TASK
Print each line of the material again, keeping everything exact.
====== AVAILABLE DATA
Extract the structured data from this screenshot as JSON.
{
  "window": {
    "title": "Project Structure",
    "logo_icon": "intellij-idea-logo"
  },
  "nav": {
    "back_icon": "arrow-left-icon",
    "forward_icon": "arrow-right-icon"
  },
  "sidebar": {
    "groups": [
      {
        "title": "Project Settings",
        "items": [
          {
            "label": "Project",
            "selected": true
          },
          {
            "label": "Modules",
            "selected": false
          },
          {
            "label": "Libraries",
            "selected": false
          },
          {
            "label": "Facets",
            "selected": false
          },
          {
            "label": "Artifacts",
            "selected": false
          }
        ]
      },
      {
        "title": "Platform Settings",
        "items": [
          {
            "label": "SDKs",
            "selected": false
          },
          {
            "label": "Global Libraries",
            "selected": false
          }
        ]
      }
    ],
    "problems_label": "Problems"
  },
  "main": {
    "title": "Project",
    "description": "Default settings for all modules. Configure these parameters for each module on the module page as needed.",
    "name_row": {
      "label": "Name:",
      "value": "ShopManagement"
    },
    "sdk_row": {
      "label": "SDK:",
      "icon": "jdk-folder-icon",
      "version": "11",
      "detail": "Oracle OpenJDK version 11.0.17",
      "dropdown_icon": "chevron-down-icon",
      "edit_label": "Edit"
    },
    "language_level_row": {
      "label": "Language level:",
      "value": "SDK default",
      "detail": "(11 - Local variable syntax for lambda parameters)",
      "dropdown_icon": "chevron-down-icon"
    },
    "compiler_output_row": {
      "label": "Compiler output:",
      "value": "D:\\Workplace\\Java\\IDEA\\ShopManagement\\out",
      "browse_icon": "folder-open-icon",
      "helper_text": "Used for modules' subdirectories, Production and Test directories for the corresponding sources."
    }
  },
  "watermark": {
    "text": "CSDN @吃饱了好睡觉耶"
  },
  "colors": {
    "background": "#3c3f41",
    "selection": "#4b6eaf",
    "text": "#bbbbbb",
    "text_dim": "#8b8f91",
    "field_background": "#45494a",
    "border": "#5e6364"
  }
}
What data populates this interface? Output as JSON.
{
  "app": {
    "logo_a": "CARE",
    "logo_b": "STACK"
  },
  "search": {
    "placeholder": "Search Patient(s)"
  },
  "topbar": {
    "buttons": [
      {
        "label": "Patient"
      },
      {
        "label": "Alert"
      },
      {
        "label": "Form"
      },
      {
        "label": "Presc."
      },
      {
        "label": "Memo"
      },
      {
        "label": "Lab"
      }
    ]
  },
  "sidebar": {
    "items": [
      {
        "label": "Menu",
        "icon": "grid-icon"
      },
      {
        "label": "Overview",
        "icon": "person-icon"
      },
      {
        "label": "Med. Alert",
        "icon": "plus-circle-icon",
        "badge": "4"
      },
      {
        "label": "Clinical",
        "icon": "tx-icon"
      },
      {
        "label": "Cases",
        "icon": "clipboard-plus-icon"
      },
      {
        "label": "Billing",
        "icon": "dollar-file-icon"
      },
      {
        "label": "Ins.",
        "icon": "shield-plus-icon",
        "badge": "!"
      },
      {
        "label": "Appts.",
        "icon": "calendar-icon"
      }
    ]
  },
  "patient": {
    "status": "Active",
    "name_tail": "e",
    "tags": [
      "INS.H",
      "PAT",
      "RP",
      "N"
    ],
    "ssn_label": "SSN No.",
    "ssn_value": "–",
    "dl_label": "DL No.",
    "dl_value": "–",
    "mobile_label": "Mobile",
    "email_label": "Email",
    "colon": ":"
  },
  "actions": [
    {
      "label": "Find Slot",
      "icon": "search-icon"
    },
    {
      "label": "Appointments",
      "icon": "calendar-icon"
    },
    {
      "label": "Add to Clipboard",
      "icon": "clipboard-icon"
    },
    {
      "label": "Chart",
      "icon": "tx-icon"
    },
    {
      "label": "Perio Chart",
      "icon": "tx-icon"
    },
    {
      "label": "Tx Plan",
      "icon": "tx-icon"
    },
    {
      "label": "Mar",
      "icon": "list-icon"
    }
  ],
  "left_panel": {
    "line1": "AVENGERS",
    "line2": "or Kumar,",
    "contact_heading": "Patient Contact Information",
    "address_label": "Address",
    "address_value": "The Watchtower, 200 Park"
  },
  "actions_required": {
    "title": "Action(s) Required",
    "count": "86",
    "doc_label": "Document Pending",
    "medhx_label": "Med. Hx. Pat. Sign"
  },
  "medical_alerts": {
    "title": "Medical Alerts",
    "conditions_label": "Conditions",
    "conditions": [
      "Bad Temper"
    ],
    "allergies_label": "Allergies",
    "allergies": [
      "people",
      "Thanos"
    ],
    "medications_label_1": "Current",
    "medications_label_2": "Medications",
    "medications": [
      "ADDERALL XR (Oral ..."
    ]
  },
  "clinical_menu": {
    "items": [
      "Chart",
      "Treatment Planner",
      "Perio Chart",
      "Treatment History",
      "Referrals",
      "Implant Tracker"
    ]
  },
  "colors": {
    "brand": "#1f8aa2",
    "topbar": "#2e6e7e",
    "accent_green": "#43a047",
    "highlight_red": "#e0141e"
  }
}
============
WORKED SOLUTION
Extract the structured data from this screenshot as JSON.
{
  "window": {
    "title": "Project Structure",
    "logo_icon": "intellij-idea-logo"
  },
  "nav": {
    "back_icon": "arrow-left-icon",
    "forward_icon": "arrow-right-icon"
  },
  "sidebar": {
    "groups": [
      {
        "title": "Project Settings",
        "items": [
          {
            "label": "Project",
            "selected": true
          },
          {
            "label": "Modules",
            "selected": false
          },
          {
            "label": "Libraries",
            "selected": false
          },
          {
            "label": "Facets",
            "selected": false
          },
          {
            "label": "Artifacts",
            "selected": false
          }
        ]
      },
      {
        "title": "Platform Settings",
        "items": [
          {
            "label": "SDKs",
            "selected": false
          },
          {
            "label": "Global Libraries",
            "selected": false
          }
        ]
      }
    ],
    "problems_label": "Problems"
  },
  "main": {
    "title": "Project",
    "description": "Default settings for all modules. Configure these parameters for each module on the module page as needed.",
    "name_row": {
      "label": "Name:",
      "value": "ShopManagement"
    },
    "sdk_row": {
      "label": "SDK:",
      "icon": "jdk-folder-icon",
      "version": "11",
      "detail": "Oracle OpenJDK version 11.0.17",
      "dropdown_icon": "chevron-down-icon",
      "edit_label": "Edit"
    },
    "language_level_row": {
      "label": "Language level:",
      "value": "SDK default",
      "detail": "(11 - Local variable syntax for lambda parameters)",
      "dropdown_icon": "chevron-down-icon"
    },
    "compiler_output_row": {
      "label": "Compiler output:",
      "value": "D:\\Workplace\\Java\\IDEA\\ShopManagement\\out",
      "browse_icon": "folder-open-icon",
      "helper_text": "Used for modules' subdirectories, Production and Test directories for the corresponding sources."
    }
  },
  "watermark": {
    "text": "CSDN @吃饱了好睡觉耶"
  },
  "colors": {
    "background": "#3c3f41",
    "selection": "#4b6eaf",
    "text": "#bbbbbb",
    "text_dim": "#8b8f91",
    "field_background": "#45494a",
    "border": "#5e6364"
  }
}
What data populates this interface? Output as JSON.
{
  "app": {
    "logo_a": "CARE",
    "logo_b": "STACK"
  },
  "search": {
    "placeholder": "Search Patient(s)"
  },
  "topbar": {
    "buttons": [
      {
        "label": "Patient"
      },
      {
        "label": "Alert"
      },
      {
        "label": "Form"
      },
      {
        "label": "Presc."
      },
      {
        "label": "Memo"
      },
      {
        "label": "Lab"
      }
    ]
  },
  "sidebar": {
    "items": [
      {
        "label": "Menu",
        "icon": "grid-icon"
      },
      {
        "label": "Overview",
        "icon": "person-icon"
      },
      {
        "label": "Med. Alert",
        "icon": "plus-circle-icon",
        "badge": "4"
      },
      {
        "label": "Clinical",
        "icon": "tx-icon"
      },
      {
        "label": "Cases",
        "icon": "clipboard-plus-icon"
      },
      {
        "label": "Billing",
        "icon": "dollar-file-icon"
      },
      {
        "label": "Ins.",
        "icon": "shield-plus-icon",
        "badge": "!"
      },
      {
        "label": "Appts.",
        "icon": "calendar-icon"
      }
    ]
  },
  "patient": {
    "status": "Active",
    "name_tail": "e",
    "tags": [
      "INS.H",
      "PAT",
      "RP",
      "N"
    ],
    "ssn_label": "SSN No.",
    "ssn_value": "–",
    "dl_label": "DL No.",
    "dl_value": "–",
    "mobile_label": "Mobile",
    "email_label": "Email",
    "colon": ":"
  },
  "actions": [
    {
      "label": "Find Slot",
      "icon": "search-icon"
    },
    {
      "label": "Appointments",
      "icon": "calendar-icon"
    },
    {
      "label": "Add to Clipboard",
      "icon": "clipboard-icon"
    },
    {
      "label": "Chart",
      "icon": "tx-icon"
    },
    {
      "label": "Perio Chart",
      "icon": "tx-icon"
    },
    {
      "label": "Tx Plan",
      "icon": "tx-icon"
    },
    {
      "label": "Mar",
      "icon": "list-icon"
    }
  ],
  "left_panel": {
    "line1": "AVENGERS",
    "line2": "or Kumar,",
    "contact_heading": "Patient Contact Information",
    "address_label": "Address",
    "address_value": "The Watchtower, 200 Park"
  },
  "actions_required": {
    "title": "Action(s) Required",
    "count": "86",
    "doc_label": "Document Pending",
    "medhx_label": "Med. Hx. Pat. Sign"
  },
  "medical_alerts": {
    "title": "Medical Alerts",
    "conditions_label": "Conditions",
    "conditions": [
      "Bad Temper"
    ],
    "allergies_label": "Allergies",
    "allergies": [
      "people",
      "Thanos"
    ],
    "medications_label_1": "Current",
    "medications_label_2": "Medications",
    "medications": [
      "ADDERALL XR (Oral ..."
    ]
  },
  "clinical_menu": {
    "items": [
      "Chart",
      "Treatment Planner",
      "Perio Chart",
      "Treatment History",
      "Referrals",
      "Implant Tracker"
    ]
  },
  "colors": {
    "brand": "#1f8aa2",
    "topbar": "#2e6e7e",
    "accent_green": "#43a047",
    "highlight_red": "#e0141e"
  }
}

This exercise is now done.